By age 13, Theory Thompson of Castle Hill in the Bronx had buried both parents. But a scholarship from the nonprofit A Better Chance enabled him to attend a private boarding school in Philadelphia, helped stabilize his life and set him on a career trajectory to become the director of Good Shepherd Services’ LifeLink program, which gives inner-city students the tools to pursue higher education.
“Living independently with other students and focusing on academics at that early point in my life shaped my outlook,” said Thompson, who has degrees from Morehouse College, Ohio State University and Hunter College. “I wanted to make higher education available to gifted teenagers in my community.”
Founded by the Sisters of the Good Shepherd in 1857, Good Shepherd Services, which is now nonsectarian, has partnered with the New York City Department of Education since 1972 to meet the needs of underserved youth in the Bronx and Brooklyn. The organization’s budget is about $91 million and it serves more than 30,000 children, youth and families in New York City, according to its 2016 annual report.
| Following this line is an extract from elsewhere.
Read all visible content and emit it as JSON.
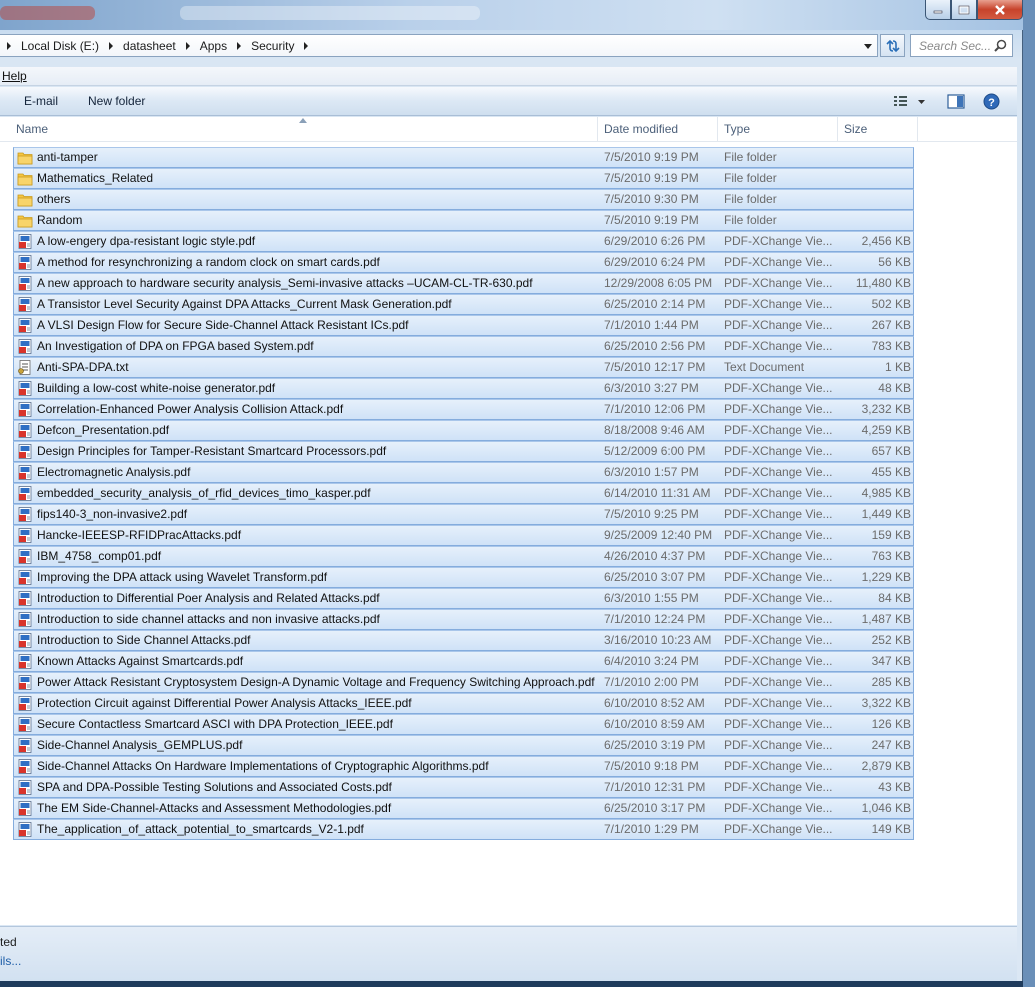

Thompson first found his niche at LifeLink preparing high-poverty students to enroll at the City University of New York about 12 years ago. He put his mark on the college access program by creating a peer-based model using student leaders as mentors. Currently, 12 part-time student coaches and two full-time staffers – including alumnus Luis Fuentes, who serves as program coordinator for recruitment – run services that reach more than 500 students per school year. He also teaches a freshman class at Bronx Community College.
LifeLink participants range from ages 17-24. The program is broken into three phases: recruiting, mobilizing or test preparation, and retention. Their preparation for higher education begins with guidance offered through The Bridge, a six-week program designed to sharpen testing skills that uses a curriculum developed with Thompson’s oversight. After students matriculate, LifeLink’s college retention supports them with assistance navigating financial aid and keeping up with their studies.
“Our population leads complex lives and faces the challenge of balancing school with the need to earn a living,” Thompson said. Many are first-generation college attendees, undocumented immigrants or otherwise at-risk, and must contribute to the household. Thompson is struck by their resilience despite the obstacles. The program does what it can to lighten their burden. “We offer stipends, employment opportunities, even MetroCards,” he said. “High school students are eligible for travel passes, but college students pay their own way. I’ve heard of CUNY students who walked miles to get to class to save on subway fare,” Thompson said.
“I think of LifeLink as a ‘one-stop shop,’ where the participants receive ongoing support from a group of people who will cheer them on to be successful in school and beyond,” said Thompson, who considers it an honor to work with his students and looks forward to going to the office every day. He also shows great respect for his team. “He realizes that his front-line staff has insights that he may not be aware of, and takes their views into consideration,” Fuentes said.
Thompson’s work has yielded promising results: Last year about 90 percent of the 525 summer-term Bridge participants both enrolled in college and continued through the retention portion of the program. Of the fall 2015 and spring 2016 retention cohorts, 96 percent completed their first semester in college.
Sister Paulette LoMonaco, executive director of Good Shepherd Services, attributes much of this success to Thompson’s “unrelenting passion and commitment” to the program. “For so many of our LifeLink participants, Theory provides the support and mentorship they may not be getting from anyone else in their lives. He has a unique ability to inspire and empower young people,” she said.
While a LifeLink participant, Fuentes had a passion for history and enjoyed helping classmates prepare for the history and government Regents exam. Yet college and paying for school books did not seem possible until he met Thompson.
“Theory is my blueprint,” said Fuentes, a graduate of New York University, who became the first member of his family to earn a college degree. Fuentes still marvels that he has maintained this path. Now, even his mother has matriculated at CUNY with the goal of becoming a social worker.
“Theory comes from our neighborhood and overcame a lot of adversity,” Fuentes said. “He polished me and helped me pursue my passion, for which I am eternally indebted. I wouldn’t be here if not for him.”